Linton’s Comments on Paine’s Habits

To the Editor of SCRIBNER’S MONTHLY:

SIR: The extensive circulation of SCRIBNER'S MONTHLY may, I hope, be

sufficient reason for your allowing me to correct a statement in your columns which is likely to produce a false impression.

The statement for which I complain is in the following sentence, at page 32 of the number for November, 1880, volume XXI., number I, article “Bordentown and the Bonapartes”: “His (Paine’s) favorite resort was the bar-room of the Washington House, and the visitors to that ancient hostelry are told that nothing but brandy and atheism passed his lips.” This is said to have been “during a period of several years”; and nothing in the context alters the bearing of the sentence. Of course I cannot dispute the statement of such tales being told to the Washington-House visitors: I only deny the truth of the tales.

Paine was neither brandy-drinker (implied drunkard) nor atheist. Against the atheism his own works are sufficient evidence. Throughout his writings, especially in the “Age of Reason” and his “Thoughts on a Future State”, is proof that, although not a believer in Christianity or the Bible, he was a steady theist, - what in those days was known as a deist, - as distinct from the Unitarian, who accepts the authority while denying the divinity of Christ. In his will, Paine expressly directs that his adopted sons shall be instructed in their duty to God.”

For his brandy-bibbing there is as little warrant as for the atheism. I have before me a letter of his, to a friend intending to visit him (it is dated some years later than the bar-room period, but there is no record of any variation in his habits), in which he says:

“When you come you must take such fare as you meet with, for I live upon tea, milk, fruit, pies, plain dumplings, and a piece of meat when I get it; but I live with that retirement and quiet that suits me.”

In truth, these aspersions of atheism and brandy, like the insolent appellation “Tom Paine” (to which even your contributor stoops, though he does not write Joe Hopkinson nor Jack Adams), deliberately intended to cloak him with an atmosphere of vulgarity, are but proofs of the reckless blackguardism of polemical writers of Paine’s time. It is not at the present more courteous day, at least not in America, that the author of “Common Sense” should be so treated.

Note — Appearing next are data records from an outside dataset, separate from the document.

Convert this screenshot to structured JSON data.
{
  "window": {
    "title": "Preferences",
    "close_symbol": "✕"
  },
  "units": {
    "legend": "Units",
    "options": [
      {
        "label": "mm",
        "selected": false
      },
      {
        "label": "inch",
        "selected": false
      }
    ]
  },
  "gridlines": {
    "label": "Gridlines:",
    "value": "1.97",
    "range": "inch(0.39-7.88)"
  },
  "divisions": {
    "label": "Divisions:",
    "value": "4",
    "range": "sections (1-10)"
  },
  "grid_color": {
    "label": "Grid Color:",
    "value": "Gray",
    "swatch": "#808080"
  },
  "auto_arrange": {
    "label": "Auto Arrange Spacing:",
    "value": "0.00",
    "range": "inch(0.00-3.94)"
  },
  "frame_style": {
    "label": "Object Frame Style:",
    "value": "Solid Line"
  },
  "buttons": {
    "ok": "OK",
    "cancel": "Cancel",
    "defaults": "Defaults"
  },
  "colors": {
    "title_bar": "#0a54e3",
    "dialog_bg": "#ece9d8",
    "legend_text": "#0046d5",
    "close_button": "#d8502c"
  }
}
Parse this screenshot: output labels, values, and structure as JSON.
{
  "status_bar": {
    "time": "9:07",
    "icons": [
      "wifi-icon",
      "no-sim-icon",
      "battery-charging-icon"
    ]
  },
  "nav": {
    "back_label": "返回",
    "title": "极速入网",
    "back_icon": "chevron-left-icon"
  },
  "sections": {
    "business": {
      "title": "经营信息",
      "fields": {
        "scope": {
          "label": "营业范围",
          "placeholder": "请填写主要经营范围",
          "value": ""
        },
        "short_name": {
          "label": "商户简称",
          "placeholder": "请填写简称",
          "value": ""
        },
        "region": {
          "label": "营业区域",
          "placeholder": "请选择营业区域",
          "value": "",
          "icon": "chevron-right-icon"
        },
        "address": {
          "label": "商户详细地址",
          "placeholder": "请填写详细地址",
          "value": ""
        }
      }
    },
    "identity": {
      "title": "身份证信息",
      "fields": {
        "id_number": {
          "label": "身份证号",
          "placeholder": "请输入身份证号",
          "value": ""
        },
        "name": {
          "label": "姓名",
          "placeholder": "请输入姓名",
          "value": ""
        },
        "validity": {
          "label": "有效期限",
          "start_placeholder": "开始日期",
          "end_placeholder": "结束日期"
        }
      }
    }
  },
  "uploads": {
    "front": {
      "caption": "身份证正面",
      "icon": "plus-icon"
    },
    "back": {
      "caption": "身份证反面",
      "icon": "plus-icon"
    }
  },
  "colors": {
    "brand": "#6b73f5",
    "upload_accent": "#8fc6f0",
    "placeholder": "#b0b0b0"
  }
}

Forty years ago I was employed to write Paine’s “Life”. Knowing nothing of the man, I was careful to examine everything I could find for or against him. I was also in communication with men who had known him personally. I found him to be that typical Englishman, honest, courageous, and constant, a lover of justice, a man of the real Old and New England stamp, religious according to his light, it may be pugnacious in attacking what to him seemed error, but at least more tolerant than his opponents, benevolent, and generous. Born of the lower classes, with only a grammar-school education, he must have made something of himself, must have also acquired some decency of behavior, to become the friend of Franklin, Jefferson, and Lafayette, and for a time the companion of Lord Edward Fitzgerald, living in the same house with him in Paris. Of him, Lord Edward writes, October 30, 1792, no such great while after the accustomed visits to the Bordentown bar:

“I lodge with my friend Paine. We breakfast, dine, and sup together. The more I see of his interior, the more I like and respect him. I cannot express how kind he is to me. There is a simplicity of manners, a goodness of heart, and a strength of mind in him that I never knew a man before possess.”

So also Colonel Burr, who knew him after his return to America; and who replied to an inquirer as to Paine’s habits (it was the inquirer himself who informed me), “Sir, he dined at my table”; adding: “I always considered Mr. Paine a gentleman, a pleasant companion, and a good-natured and intelligent man; decidedly temperate, with a proper regard to his personal appearance, whenever I saw him.”

Yes; this man, still pointed out to abhorrence as a coarse, brawling, brandy-tippling reviler of religion, was indeed a gentleman, a high-souled man of genius and philanthropic purpose, a man of remarkable probity and disinterestedness, a notably good man; and known now in the mud flung at him by calumniators, and heaped again by those who care not to learn the truth concerning him.

W.J. Linton